> YOUR OBJECTIVE
Give each entry back by retyping it exactly as written.

> DATA FOR THIS TASK
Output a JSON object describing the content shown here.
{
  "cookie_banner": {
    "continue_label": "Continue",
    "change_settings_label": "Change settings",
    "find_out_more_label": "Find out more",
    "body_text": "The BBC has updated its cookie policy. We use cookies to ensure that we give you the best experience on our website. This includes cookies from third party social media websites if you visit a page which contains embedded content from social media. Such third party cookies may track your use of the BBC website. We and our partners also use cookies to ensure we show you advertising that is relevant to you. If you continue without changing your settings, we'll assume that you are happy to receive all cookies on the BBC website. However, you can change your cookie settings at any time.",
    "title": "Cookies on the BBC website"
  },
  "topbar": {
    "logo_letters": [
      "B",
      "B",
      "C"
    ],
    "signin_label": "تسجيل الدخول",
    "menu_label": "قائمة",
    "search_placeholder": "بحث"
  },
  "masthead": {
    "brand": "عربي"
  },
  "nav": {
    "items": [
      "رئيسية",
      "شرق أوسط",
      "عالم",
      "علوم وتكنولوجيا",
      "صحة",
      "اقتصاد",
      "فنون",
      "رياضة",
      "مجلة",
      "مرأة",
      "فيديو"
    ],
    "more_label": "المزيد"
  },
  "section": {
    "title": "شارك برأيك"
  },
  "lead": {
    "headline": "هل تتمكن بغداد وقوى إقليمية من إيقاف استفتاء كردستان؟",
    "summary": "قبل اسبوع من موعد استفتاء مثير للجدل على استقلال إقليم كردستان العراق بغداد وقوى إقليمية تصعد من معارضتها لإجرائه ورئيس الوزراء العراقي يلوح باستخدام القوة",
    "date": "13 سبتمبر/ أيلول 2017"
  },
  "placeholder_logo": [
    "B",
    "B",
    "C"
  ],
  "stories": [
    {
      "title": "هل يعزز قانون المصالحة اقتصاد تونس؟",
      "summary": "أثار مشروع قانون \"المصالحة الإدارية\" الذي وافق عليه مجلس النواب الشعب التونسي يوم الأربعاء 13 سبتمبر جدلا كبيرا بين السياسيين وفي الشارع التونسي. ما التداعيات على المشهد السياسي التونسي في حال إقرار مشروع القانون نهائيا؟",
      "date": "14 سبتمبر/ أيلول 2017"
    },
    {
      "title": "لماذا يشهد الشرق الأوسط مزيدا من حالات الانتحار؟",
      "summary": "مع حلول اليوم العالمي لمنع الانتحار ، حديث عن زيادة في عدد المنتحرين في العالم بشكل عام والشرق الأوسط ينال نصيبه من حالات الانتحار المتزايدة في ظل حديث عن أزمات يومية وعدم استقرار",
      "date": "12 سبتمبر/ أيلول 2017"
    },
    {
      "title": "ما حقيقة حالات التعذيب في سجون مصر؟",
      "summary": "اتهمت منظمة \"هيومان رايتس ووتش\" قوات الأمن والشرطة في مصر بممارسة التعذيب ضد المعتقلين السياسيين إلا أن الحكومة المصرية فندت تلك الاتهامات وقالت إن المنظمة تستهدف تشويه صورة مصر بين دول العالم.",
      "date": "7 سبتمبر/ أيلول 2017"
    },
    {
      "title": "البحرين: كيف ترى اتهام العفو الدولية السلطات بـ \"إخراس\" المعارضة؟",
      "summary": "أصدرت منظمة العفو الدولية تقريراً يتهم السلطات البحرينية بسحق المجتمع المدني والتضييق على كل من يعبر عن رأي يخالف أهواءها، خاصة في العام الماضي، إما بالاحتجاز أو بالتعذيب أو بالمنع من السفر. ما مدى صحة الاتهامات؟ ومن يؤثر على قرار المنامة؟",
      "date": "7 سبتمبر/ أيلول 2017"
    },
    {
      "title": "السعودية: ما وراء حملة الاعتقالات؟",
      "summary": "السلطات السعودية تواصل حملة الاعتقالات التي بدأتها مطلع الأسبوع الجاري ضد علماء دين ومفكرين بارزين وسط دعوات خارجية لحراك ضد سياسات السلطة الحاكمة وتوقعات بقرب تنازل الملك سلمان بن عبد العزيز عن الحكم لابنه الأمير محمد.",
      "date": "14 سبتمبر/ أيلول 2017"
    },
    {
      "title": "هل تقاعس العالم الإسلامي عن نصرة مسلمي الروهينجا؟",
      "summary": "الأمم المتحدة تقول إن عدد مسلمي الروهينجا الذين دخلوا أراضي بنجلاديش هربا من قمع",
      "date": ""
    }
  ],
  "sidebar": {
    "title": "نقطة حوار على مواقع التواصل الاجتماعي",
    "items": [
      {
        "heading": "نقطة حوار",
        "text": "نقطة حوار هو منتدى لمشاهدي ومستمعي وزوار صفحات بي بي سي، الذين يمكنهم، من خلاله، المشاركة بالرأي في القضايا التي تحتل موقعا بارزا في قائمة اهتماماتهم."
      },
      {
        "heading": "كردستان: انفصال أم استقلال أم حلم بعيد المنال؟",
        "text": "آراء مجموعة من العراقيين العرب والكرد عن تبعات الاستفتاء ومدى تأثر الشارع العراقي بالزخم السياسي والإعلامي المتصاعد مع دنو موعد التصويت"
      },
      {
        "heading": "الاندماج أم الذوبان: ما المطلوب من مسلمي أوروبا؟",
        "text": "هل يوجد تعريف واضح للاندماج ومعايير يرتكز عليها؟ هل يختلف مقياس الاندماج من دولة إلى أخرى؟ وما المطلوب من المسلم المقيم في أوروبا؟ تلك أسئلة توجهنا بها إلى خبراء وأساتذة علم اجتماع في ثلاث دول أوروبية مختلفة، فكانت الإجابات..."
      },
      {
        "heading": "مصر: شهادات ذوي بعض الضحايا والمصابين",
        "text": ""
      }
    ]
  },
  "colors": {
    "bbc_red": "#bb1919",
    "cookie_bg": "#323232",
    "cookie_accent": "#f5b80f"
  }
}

> SOLUTION TO THE EXERCISE
Output a JSON object describing the content shown here.
{
  "cookie_banner": {
    "continue_label": "Continue",
    "change_settings_label": "Change settings",
    "find_out_more_label": "Find out more",
    "body_text": "The BBC has updated its cookie policy. We use cookies to ensure that we give you the best experience on our website. This includes cookies from third party social media websites if you visit a page which contains embedded content from social media. Such third party cookies may track your use of the BBC website. We and our partners also use cookies to ensure we show you advertising that is relevant to you. If you continue without changing your settings, we'll assume that you are happy to receive all cookies on the BBC website. However, you can change your cookie settings at any time.",
    "title": "Cookies on the BBC website"
  },
  "topbar": {
    "logo_letters": [
      "B",
      "B",
      "C"
    ],
    "signin_label": "تسجيل الدخول",
    "menu_label": "قائمة",
    "search_placeholder": "بحث"
  },
  "masthead": {
    "brand": "عربي"
  },
  "nav": {
    "items": [
      "رئيسية",
      "شرق أوسط",
      "عالم",
      "علوم وتكنولوجيا",
      "صحة",
      "اقتصاد",
      "فنون",
      "رياضة",
      "مجلة",
      "مرأة",
      "فيديو"
    ],
    "more_label": "المزيد"
  },
  "section": {
    "title": "شارك برأيك"
  },
  "lead": {
    "headline": "هل تتمكن بغداد وقوى إقليمية من إيقاف استفتاء كردستان؟",
    "summary": "قبل اسبوع من موعد استفتاء مثير للجدل على استقلال إقليم كردستان العراق بغداد وقوى إقليمية تصعد من معارضتها لإجرائه ورئيس الوزراء العراقي يلوح باستخدام القوة",
    "date": "13 سبتمبر/ أيلول 2017"
  },
  "placeholder_logo": [
    "B",
    "B",
    "C"
  ],
  "stories": [
    {
      "title": "هل يعزز قانون المصالحة اقتصاد تونس؟",
      "summary": "أثار مشروع قانون \"المصالحة الإدارية\" الذي وافق عليه مجلس النواب الشعب التونسي يوم الأربعاء 13 سبتمبر جدلا كبيرا بين السياسيين وفي الشارع التونسي. ما التداعيات على المشهد السياسي التونسي في حال إقرار مشروع القانون نهائيا؟",
      "date": "14 سبتمبر/ أيلول 2017"
    },
    {
      "title": "لماذا يشهد الشرق الأوسط مزيدا من حالات الانتحار؟",
      "summary": "مع حلول اليوم العالمي لمنع الانتحار ، حديث عن زيادة في عدد المنتحرين في العالم بشكل عام والشرق الأوسط ينال نصيبه من حالات الانتحار المتزايدة في ظل حديث عن أزمات يومية وعدم استقرار",
      "date": "12 سبتمبر/ أيلول 2017"
    },
    {
      "title": "ما حقيقة حالات التعذيب في سجون مصر؟",
      "summary": "اتهمت منظمة \"هيومان رايتس ووتش\" قوات الأمن والشرطة في مصر بممارسة التعذيب ضد المعتقلين السياسيين إلا أن الحكومة المصرية فندت تلك الاتهامات وقالت إن المنظمة تستهدف تشويه صورة مصر بين دول العالم.",
      "date": "7 سبتمبر/ أيلول 2017"
    },
    {
      "title": "البحرين: كيف ترى اتهام العفو الدولية السلطات بـ \"إخراس\" المعارضة؟",
      "summary": "أصدرت منظمة العفو الدولية تقريراً يتهم السلطات البحرينية بسحق المجتمع المدني والتضييق على كل من يعبر عن رأي يخالف أهواءها، خاصة في العام الماضي، إما بالاحتجاز أو بالتعذيب أو بالمنع من السفر. ما مدى صحة الاتهامات؟ ومن يؤثر على قرار المنامة؟",
      "date": "7 سبتمبر/ أيلول 2017"
    },
    {
      "title": "السعودية: ما وراء حملة الاعتقالات؟",
      "summary": "السلطات السعودية تواصل حملة الاعتقالات التي بدأتها مطلع الأسبوع الجاري ضد علماء دين ومفكرين بارزين وسط دعوات خارجية لحراك ضد سياسات السلطة الحاكمة وتوقعات بقرب تنازل الملك سلمان بن عبد العزيز عن الحكم لابنه الأمير محمد.",
      "date": "14 سبتمبر/ أيلول 2017"
    },
    {
      "title": "هل تقاعس العالم الإسلامي عن نصرة مسلمي الروهينجا؟",
      "summary": "الأمم المتحدة تقول إن عدد مسلمي الروهينجا الذين دخلوا أراضي بنجلاديش هربا من قمع",
      "date": ""
    }
  ],
  "sidebar": {
    "title": "نقطة حوار على مواقع التواصل الاجتماعي",
    "items": [
      {
        "heading": "نقطة حوار",
        "text": "نقطة حوار هو منتدى لمشاهدي ومستمعي وزوار صفحات بي بي سي، الذين يمكنهم، من خلاله، المشاركة بالرأي في القضايا التي تحتل موقعا بارزا في قائمة اهتماماتهم."
      },
      {
        "heading": "كردستان: انفصال أم استقلال أم حلم بعيد المنال؟",
        "text": "آراء مجموعة من العراقيين العرب والكرد عن تبعات الاستفتاء ومدى تأثر الشارع العراقي بالزخم السياسي والإعلامي المتصاعد مع دنو موعد التصويت"
      },
      {
        "heading": "الاندماج أم الذوبان: ما المطلوب من مسلمي أوروبا؟",
        "text": "هل يوجد تعريف واضح للاندماج ومعايير يرتكز عليها؟ هل يختلف مقياس الاندماج من دولة إلى أخرى؟ وما المطلوب من المسلم المقيم في أوروبا؟ تلك أسئلة توجهنا بها إلى خبراء وأساتذة علم اجتماع في ثلاث دول أوروبية مختلفة، فكانت الإجابات..."
      },
      {
        "heading": "مصر: شهادات ذوي بعض الضحايا والمصابين",
        "text": ""
      }
    ]
  },
  "colors": {
    "bbc_red": "#bb1919",
    "cookie_bg": "#323232",
    "cookie_accent": "#f5b80f"
  }
}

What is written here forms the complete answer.